BIG BROTHER: Council to vote on massive CCTV program

A BOLD security strategy aimed at making the Fraser Coast safer could be rolled out.

The strategy, which councillors will vote on at Wednesday's meeting, proposes new guidelines for installing CCTV cameras in troubled hotspots.

As part of the policy, councillors would review requests for new cameras twice a year.

Fraser Coast Regional Council has installed about 434 cameras across the Fraser Coast to date.

Of those, 226 are accessible by council staff only, 54 are stationed at the Fraser Coast's airports and 137 cameras can be accessed by police.

A total of 114 cameras are used to monitor streets and parks across the region.

Bold plans for new CCTV Strategy: Mayor George Seymour talks about the council's new CCTV strategy and how it will help keep neighbourhoods safe.
Bold plans for new CCTV Strategy: Mayor George Seymour talks about the council's new CCTV strategy and how it will help keep neighbourhoods safe.

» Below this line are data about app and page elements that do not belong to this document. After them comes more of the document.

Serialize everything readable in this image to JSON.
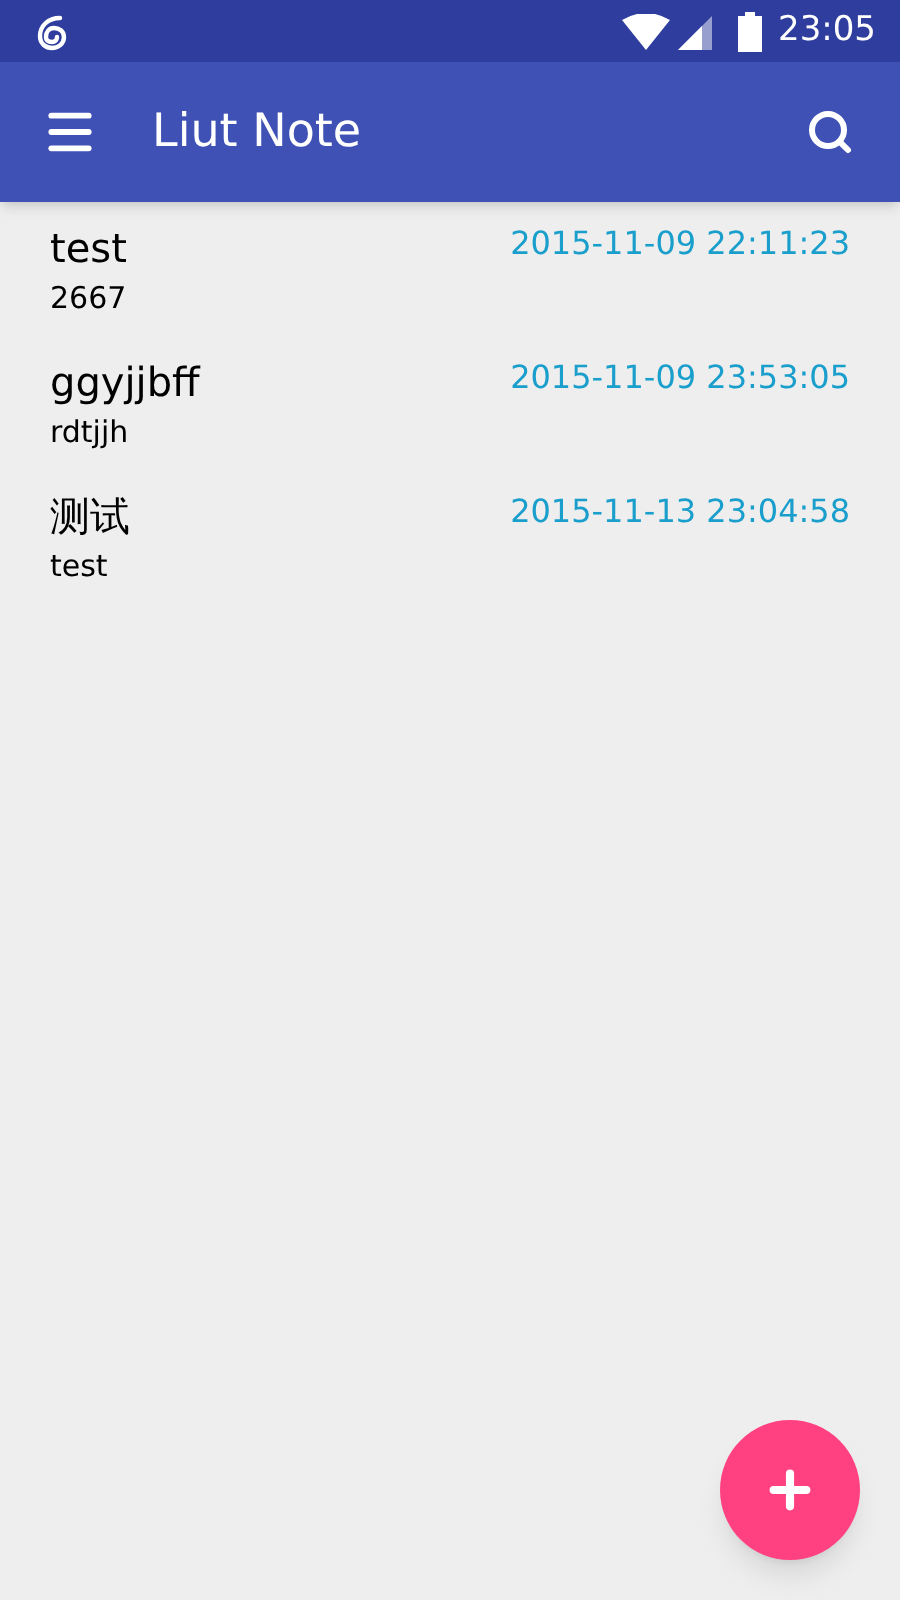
{
  "status_bar": {
    "time": "23:05"
  },
  "app_bar": {
    "title": "Liut Note"
  },
  "notes": [
    {
      "title": "test",
      "body": "2667",
      "timestamp": "2015-11-09 22:11:23"
    },
    {
      "title": "ggyjjbff",
      "body": "rdtjjh",
      "timestamp": "2015-11-09 23:53:05"
    },
    {
      "title": "测试",
      "body": "test",
      "timestamp": "2015-11-13 23:04:58"
    }
  ]
}
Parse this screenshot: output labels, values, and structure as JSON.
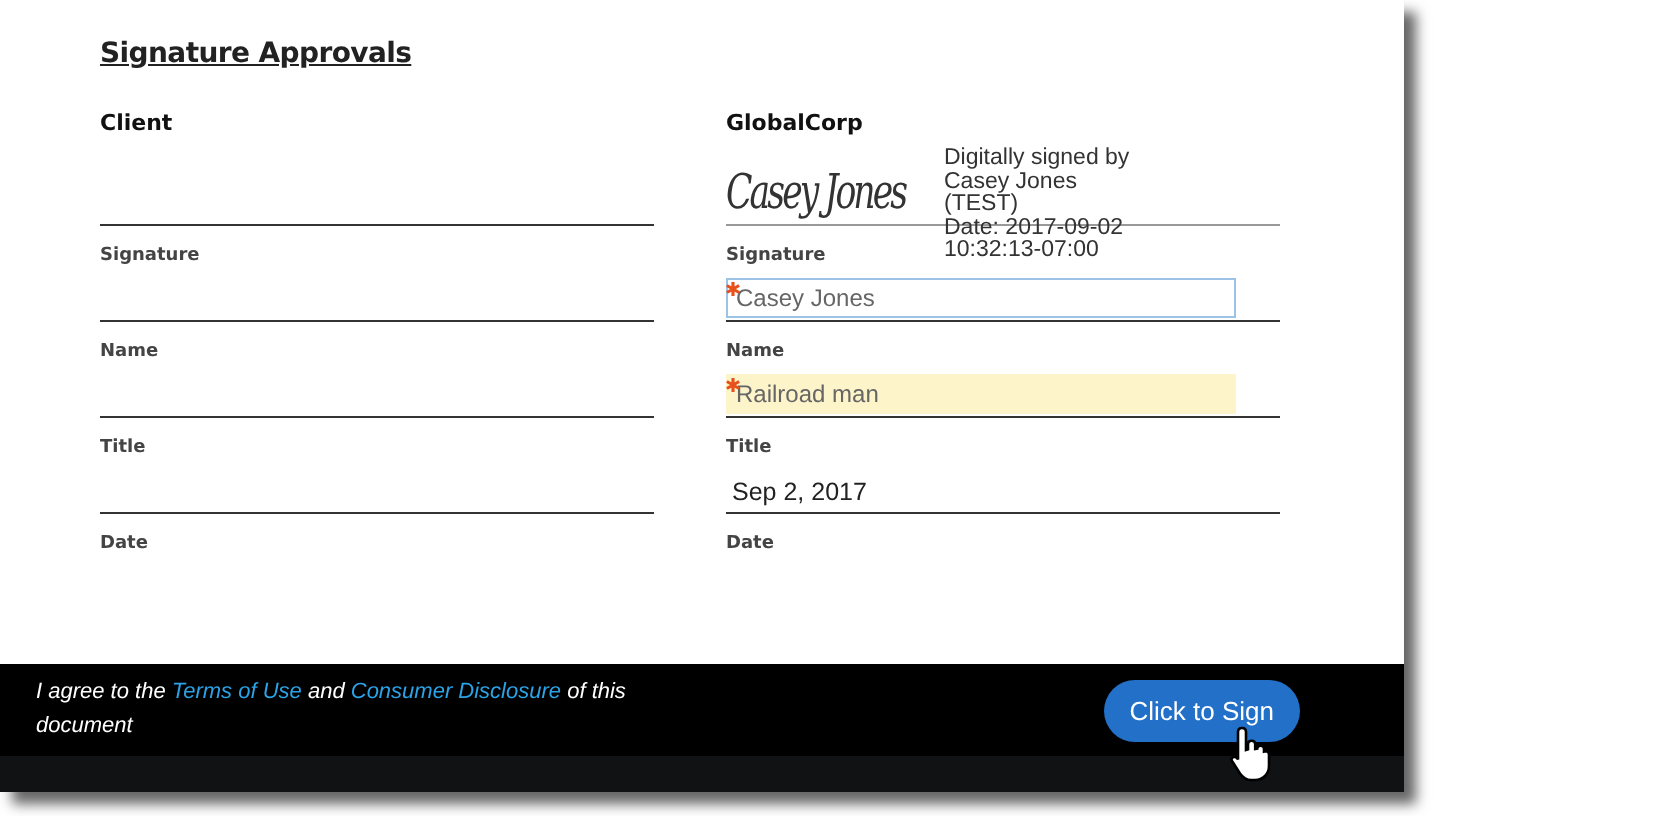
{
  "title": "Signature Approvals",
  "columns": [
    {
      "heading": "Client",
      "rows": [
        {
          "kind": "blank",
          "label": "Signature"
        },
        {
          "kind": "blank",
          "label": "Name"
        },
        {
          "kind": "blank",
          "label": "Title"
        },
        {
          "kind": "blank",
          "label": "Date"
        }
      ]
    },
    {
      "heading": "GlobalCorp",
      "rows": [
        {
          "kind": "signature",
          "signature": "Casey Jones",
          "stamp": [
            "Digitally signed by",
            "Casey Jones",
            "(TEST)",
            "Date: 2017-09-02",
            "10:32:13-07:00"
          ],
          "label": "Signature"
        },
        {
          "kind": "field",
          "value": "Casey Jones",
          "required": true,
          "focused": true,
          "label": "Name"
        },
        {
          "kind": "field",
          "value": "Railroad man",
          "required": true,
          "focused": false,
          "label": "Title"
        },
        {
          "kind": "text",
          "value": "Sep 2, 2017",
          "label": "Date"
        }
      ]
    }
  ],
  "footer": {
    "agreement": [
      {
        "kind": "text",
        "text": "I agree to the "
      },
      {
        "kind": "link",
        "text": "Terms of Use"
      },
      {
        "kind": "text",
        "text": " and "
      },
      {
        "kind": "link",
        "text": "Consumer Disclosure"
      },
      {
        "kind": "text",
        "text": " of this document"
      }
    ],
    "button": "Click to Sign"
  }
}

The council sought community feedback on the program in October last year to identify areas where security cameras should be installed.

While $629,000 has been allocated from this year's budget for CCTV initiatives, council documents reveal it is difficult to measure the cost of additional surveillance infrastructure.

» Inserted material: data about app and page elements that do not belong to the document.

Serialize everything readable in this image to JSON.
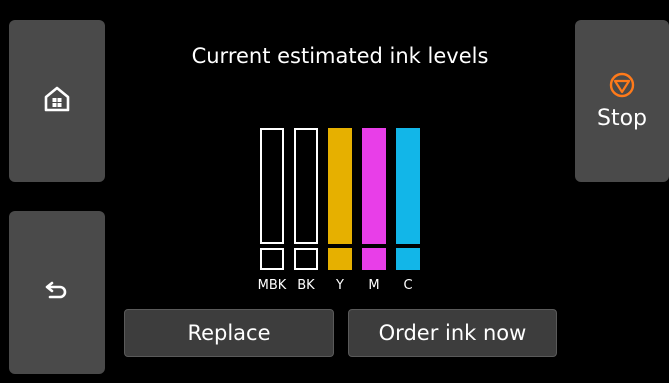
{
  "header": {
    "title": "Current estimated ink levels"
  },
  "stop": {
    "label": "Stop"
  },
  "inks": [
    {
      "label": "MBK",
      "color": "#000000",
      "level": 0
    },
    {
      "label": "BK",
      "color": "#000000",
      "level": 0
    },
    {
      "label": "Y",
      "color": "#e6b000",
      "level": 1.0
    },
    {
      "label": "M",
      "color": "#e83ee8",
      "level": 1.0
    },
    {
      "label": "C",
      "color": "#12b6e8",
      "level": 1.0
    }
  ],
  "actions": {
    "replace_label": "Replace",
    "order_label": "Order ink now"
  },
  "colors": {
    "panel_bg": "#000000",
    "button_bg": "#4a4a4a",
    "stop_accent": "#ff7a1a"
  },
  "icons": {
    "home": "home-icon",
    "back": "back-arrow-icon",
    "stop": "stop-icon"
  }
}
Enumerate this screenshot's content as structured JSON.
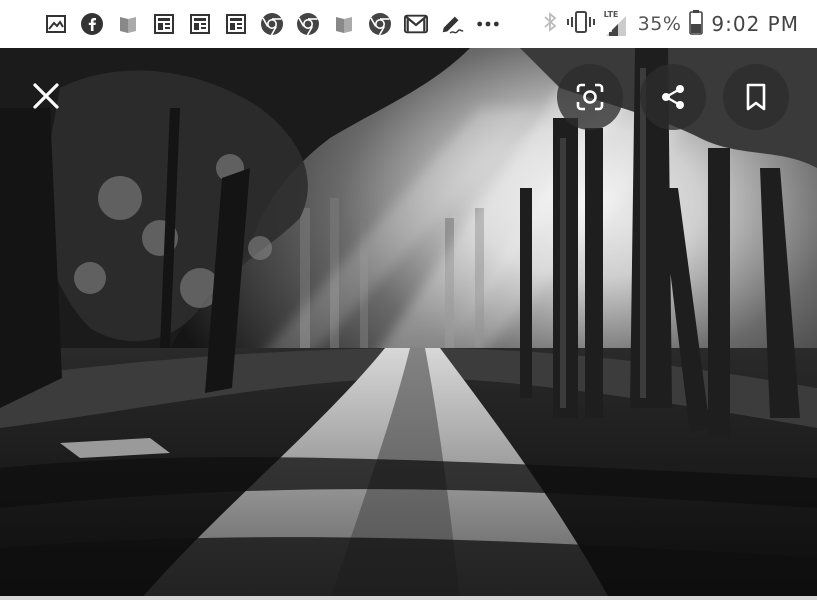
{
  "status_bar": {
    "notification_icons": [
      "gallery-icon",
      "facebook-icon",
      "google-play-books-icon",
      "news-icon",
      "news-icon",
      "news-icon",
      "chrome-icon",
      "chrome-icon",
      "google-play-books-icon",
      "chrome-icon",
      "gmail-icon",
      "signature-icon",
      "more-icon"
    ],
    "network_label": "LTE",
    "battery": "35%",
    "time": "9:02 PM"
  },
  "viewer": {
    "image": "grayscale-forest-path-photo",
    "actions": [
      "close-icon",
      "google-lens-icon",
      "share-icon",
      "bookmark-icon"
    ]
  },
  "colors": {
    "status_bar_bg": "#ffffff",
    "button_bg": "#2d2d2d",
    "icon_fg": "#ffffff"
  }
}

Over the next decade, costs could balloon out to $2.8 million.

"The current CCTV asset pool of circa $1.34 million and 434 cameras requires a full-time employee to maintain the operational levels and deal with the footage enquiries born from the availability of the service, at a cost of $102,000 per annum," the documents read.

"It is estimated simply replacing the out-of-warranty cameras, networking equipment and other devices will require $250,000-$300,000 per annum for the duration of the asset life, which include at least the next 10 years."

Current CCTV installations across Maryborough CBD, Pialba, Urangan and The Esplanade.
Current CCTV installations across Maryborough CBD, Pialba, Urangan and The Esplanade. Contributed